Text-only version of this website Skip to content

In Memoriam: Cecil D. Mercer, Ph.D., special education ‘giant’



MERCER, Cecil--pic from websiteCecil D. Mercer, a giant in his field during his 31 years (1974-2005) on the College of Education’s special education faculty, passed away at home on Nov. 21, 2014, after a long battle with Lyme disease. He was 71.

In 1998, Dr. Mercer became the first College of Education faculty member to be promoted to the rank of Distinguished Professor at UF. His nationwide studies of how various states were defining the term “learning disability”—and how their educators were using the term to identify and place students—led to improvements in many states and to more stringent oversight at the federal level. His research in mathematics yielded evidence to support systematic and explicit instruction for students with learning disabilities. He was a three-time recipient of the college’s Teacher of the Year Award and was named Doctoral Adviser/Mentor of the Year in 2001.

Dr. Mercer was the type of versatile, forward-thinking scholar that a university program needs to forge an enduring national reputation. That may explain why UF typically commanded a top 15 spot among special education programs in the yearly U.S. News national rankings during his tenure at UF.

He retired in 2005 after 31 years of teaching and research in a number of areas, including learning disabilities, mathematics, reading and effective teaching principles.

Perhaps the best measure of a scholar is the impact he’s had on both his students and his profession. Dr. Mercer is a three-time recipient of the college’s Teacher of the Year Award. He also was one of the most widely recognized names in the field of learning disabilities. His nationwide studies of how various states were defining the term “learning disability”—and how their educators were using the term to identify and place students—led to improvements in many states and to more stringent oversight at the federal level.

His research in mathematics yielded evidence to support systematic and explicit instruction for students with learning disabilities. He has published seven editions of his best selling text, Teaching Students with Learning Problems, considered one of the leading texts on instructing students with mild disabilities.

Dr. Mercer’s complete obituary can be viewed at http://www.williamsthomasfuneralhome.com/obituaries/Cecil-Mercer-2/#!/Obituary.

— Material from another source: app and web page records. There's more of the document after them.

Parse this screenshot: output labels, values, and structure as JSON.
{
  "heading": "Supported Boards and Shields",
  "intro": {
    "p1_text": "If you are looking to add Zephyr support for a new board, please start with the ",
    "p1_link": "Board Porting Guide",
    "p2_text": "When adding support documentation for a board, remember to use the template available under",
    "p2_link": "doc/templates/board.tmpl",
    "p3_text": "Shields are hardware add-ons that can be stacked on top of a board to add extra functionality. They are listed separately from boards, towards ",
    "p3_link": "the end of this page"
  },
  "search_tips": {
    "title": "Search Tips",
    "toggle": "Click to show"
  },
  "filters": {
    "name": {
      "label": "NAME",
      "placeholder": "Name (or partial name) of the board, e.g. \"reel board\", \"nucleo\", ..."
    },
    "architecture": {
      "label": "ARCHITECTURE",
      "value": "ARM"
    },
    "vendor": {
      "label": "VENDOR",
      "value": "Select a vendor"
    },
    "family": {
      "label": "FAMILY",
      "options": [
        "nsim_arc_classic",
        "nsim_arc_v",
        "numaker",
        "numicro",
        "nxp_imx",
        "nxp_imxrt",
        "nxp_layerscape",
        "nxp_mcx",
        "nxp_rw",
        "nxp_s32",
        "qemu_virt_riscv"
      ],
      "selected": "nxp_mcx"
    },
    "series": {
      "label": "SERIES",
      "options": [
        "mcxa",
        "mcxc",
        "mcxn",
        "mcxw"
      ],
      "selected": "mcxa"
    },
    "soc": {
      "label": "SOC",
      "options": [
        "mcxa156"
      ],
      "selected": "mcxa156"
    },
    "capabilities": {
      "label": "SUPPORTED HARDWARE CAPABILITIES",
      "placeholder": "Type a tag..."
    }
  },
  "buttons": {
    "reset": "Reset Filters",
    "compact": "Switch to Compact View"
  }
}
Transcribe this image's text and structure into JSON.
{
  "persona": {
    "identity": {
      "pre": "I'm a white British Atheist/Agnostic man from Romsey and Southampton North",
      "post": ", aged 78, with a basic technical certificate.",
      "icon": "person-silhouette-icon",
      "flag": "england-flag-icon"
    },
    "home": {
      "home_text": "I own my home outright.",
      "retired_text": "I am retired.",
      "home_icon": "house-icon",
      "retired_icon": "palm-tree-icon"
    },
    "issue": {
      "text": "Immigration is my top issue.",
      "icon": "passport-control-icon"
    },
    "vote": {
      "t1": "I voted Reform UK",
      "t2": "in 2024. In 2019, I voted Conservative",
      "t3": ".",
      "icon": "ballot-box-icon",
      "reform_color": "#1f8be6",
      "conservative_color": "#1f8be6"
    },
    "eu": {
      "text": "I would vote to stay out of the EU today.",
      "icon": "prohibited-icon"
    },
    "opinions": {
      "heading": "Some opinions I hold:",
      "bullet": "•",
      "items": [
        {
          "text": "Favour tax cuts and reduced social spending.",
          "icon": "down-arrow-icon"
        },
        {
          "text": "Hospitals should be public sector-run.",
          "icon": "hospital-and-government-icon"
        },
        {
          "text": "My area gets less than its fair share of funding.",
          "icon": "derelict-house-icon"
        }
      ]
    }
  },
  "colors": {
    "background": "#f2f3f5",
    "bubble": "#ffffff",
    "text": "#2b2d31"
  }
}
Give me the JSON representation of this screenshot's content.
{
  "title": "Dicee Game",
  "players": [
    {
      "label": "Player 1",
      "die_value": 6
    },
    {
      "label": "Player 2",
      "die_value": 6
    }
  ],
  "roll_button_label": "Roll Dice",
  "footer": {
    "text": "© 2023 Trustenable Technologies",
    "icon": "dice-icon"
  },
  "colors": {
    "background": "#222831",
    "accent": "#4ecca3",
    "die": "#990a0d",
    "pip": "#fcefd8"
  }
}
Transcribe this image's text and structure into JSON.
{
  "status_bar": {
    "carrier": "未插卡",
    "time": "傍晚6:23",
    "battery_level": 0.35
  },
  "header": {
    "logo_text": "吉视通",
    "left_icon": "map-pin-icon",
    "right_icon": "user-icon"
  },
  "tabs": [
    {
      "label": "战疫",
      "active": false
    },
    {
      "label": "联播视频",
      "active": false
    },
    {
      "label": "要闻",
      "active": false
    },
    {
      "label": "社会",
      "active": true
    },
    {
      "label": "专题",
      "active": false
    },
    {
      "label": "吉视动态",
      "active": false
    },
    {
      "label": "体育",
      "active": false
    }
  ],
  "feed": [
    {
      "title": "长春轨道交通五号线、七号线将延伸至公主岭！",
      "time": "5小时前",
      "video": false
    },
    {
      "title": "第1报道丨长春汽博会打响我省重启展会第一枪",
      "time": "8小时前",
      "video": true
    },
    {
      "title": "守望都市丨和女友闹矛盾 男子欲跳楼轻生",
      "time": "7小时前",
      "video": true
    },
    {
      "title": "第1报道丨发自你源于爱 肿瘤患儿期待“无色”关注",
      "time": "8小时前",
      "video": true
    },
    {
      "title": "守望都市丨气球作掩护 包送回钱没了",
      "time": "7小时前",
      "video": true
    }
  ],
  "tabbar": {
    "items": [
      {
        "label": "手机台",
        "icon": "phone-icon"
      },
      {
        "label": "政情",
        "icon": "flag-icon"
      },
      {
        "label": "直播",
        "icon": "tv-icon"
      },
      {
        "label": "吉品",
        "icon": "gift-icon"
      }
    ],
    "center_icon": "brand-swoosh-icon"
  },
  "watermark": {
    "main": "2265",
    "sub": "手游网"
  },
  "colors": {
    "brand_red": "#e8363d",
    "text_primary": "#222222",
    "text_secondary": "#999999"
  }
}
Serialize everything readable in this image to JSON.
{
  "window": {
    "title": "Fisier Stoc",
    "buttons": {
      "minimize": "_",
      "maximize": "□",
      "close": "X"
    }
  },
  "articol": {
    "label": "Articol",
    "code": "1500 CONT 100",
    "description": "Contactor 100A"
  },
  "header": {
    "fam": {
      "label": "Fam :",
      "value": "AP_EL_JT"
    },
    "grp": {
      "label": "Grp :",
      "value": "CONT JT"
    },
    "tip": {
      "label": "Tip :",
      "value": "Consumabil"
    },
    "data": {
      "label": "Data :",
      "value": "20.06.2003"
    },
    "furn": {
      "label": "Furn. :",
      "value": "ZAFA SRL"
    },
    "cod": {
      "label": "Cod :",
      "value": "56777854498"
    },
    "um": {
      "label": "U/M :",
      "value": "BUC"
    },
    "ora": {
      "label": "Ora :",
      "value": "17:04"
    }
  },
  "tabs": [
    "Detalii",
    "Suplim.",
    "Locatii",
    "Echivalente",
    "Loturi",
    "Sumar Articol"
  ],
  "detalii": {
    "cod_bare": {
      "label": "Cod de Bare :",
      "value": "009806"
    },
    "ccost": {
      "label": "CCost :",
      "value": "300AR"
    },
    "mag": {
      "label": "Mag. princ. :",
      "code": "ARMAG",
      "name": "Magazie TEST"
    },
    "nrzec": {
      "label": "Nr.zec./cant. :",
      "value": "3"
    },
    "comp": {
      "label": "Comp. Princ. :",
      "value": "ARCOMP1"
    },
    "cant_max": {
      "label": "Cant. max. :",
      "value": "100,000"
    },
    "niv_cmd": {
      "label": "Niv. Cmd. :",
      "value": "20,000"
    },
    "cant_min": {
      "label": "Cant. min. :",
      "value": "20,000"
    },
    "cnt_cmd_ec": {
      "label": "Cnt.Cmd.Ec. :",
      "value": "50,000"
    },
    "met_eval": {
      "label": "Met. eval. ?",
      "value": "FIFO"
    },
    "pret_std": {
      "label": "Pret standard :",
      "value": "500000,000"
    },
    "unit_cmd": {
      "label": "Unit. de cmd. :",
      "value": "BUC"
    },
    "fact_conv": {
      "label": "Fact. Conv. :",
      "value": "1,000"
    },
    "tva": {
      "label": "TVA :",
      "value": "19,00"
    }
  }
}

Dr. Mercer’s written philosophy on the importance of mentoring doctoral students remains posted on the UF Graduate School’s website since he received the UF Doctoral Mentoring Award for 2001-2002. You’ll find it at http://graduateschool.ufl.edu/academics/cecil-d-mercer.